The National Cattlemen’s Beef Association has welcomed the interest United States President Donald Trump is taking in the agricultural sector, saying he is sending clear signals that he is interested and engaged in helping boost rural America.
After a 15-year absence, fresh and frozen beef from the United States could start appearing again on Australian retail shelves as soon as in the second half of next year.
US processing giant Tyson Food Inc, the world’s largest supplier of poultry, beef and pork products, plans to spend at least 100 million yuan (A$23m) on promoting its brands in China next year. Much of it will be on value-added meat protein products.
Steve Kay’s latest US industry column for Beef Central on circumstances faced by US packers makes compelling reading – particularly in the context of what lies ahead for cattle prices in Australia, and the looming Senate Inquiry into Australian cattle pricing and allegations of market influence by processors. Is Australia heading down a similar path?

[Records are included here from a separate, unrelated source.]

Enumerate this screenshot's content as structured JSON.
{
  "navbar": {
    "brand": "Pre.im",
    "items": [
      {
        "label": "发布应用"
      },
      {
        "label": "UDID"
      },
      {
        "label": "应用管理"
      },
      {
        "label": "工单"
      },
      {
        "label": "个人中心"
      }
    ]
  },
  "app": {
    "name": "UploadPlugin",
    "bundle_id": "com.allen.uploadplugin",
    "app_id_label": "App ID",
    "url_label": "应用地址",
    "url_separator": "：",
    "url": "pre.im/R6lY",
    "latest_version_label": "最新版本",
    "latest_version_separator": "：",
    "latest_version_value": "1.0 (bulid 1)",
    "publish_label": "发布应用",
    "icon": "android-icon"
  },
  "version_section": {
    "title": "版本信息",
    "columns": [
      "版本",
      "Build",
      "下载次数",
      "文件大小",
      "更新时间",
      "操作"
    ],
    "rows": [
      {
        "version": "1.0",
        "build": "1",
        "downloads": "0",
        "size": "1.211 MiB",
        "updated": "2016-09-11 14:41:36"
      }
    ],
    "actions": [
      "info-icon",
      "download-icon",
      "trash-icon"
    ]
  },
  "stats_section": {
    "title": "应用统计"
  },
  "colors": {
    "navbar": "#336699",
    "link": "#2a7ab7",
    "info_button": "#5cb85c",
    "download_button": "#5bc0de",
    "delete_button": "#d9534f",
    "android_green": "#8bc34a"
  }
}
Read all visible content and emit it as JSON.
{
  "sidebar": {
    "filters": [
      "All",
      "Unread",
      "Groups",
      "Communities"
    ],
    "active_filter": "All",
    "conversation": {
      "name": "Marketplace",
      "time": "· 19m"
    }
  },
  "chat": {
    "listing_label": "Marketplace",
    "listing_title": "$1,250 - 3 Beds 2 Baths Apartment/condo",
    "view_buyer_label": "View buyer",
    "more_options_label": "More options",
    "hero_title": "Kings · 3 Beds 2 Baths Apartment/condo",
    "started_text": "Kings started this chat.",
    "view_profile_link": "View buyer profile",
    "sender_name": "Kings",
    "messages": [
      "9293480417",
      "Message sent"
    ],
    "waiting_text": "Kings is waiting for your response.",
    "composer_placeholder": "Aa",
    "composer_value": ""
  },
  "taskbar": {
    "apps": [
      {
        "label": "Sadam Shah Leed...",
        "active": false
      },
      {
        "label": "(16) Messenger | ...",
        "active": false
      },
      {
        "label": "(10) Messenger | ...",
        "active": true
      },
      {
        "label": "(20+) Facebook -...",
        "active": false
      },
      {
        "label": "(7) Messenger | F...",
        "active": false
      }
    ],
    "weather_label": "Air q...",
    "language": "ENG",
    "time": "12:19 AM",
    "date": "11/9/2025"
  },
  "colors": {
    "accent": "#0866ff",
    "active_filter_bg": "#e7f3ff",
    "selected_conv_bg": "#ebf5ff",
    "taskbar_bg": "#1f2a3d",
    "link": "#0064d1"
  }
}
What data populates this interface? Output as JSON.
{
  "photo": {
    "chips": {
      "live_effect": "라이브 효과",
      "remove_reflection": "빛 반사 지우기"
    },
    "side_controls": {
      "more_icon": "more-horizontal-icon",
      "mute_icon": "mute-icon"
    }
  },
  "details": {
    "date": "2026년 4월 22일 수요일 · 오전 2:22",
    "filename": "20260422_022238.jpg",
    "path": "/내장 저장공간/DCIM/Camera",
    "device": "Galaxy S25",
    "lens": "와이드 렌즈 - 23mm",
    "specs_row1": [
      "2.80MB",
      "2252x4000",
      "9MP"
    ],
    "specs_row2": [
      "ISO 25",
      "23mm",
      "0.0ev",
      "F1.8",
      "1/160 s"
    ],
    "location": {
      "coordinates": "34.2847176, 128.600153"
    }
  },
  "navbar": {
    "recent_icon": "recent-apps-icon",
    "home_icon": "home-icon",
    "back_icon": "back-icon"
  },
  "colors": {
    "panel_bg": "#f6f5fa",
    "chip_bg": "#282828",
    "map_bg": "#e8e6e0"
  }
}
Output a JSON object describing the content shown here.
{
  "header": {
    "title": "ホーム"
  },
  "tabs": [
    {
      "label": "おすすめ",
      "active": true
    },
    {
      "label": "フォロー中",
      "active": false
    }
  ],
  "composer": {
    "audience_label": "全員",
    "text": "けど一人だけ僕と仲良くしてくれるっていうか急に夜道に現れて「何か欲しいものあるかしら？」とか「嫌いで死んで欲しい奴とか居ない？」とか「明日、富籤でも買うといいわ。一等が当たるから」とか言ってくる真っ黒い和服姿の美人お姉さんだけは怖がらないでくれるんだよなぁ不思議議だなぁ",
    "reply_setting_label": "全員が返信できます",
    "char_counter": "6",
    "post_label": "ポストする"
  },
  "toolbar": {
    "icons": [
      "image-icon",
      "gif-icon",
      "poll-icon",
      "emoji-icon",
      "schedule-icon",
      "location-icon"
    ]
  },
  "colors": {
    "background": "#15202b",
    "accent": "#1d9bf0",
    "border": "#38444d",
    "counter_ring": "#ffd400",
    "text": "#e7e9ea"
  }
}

A group of US beef value chain participants have announced the launch of the US Roundtable for Sustainable Beef. The multi-stakeholder roundtable includes producers, processors, retailers, foodservice operators, packers, allied industry and non-governmental organisations.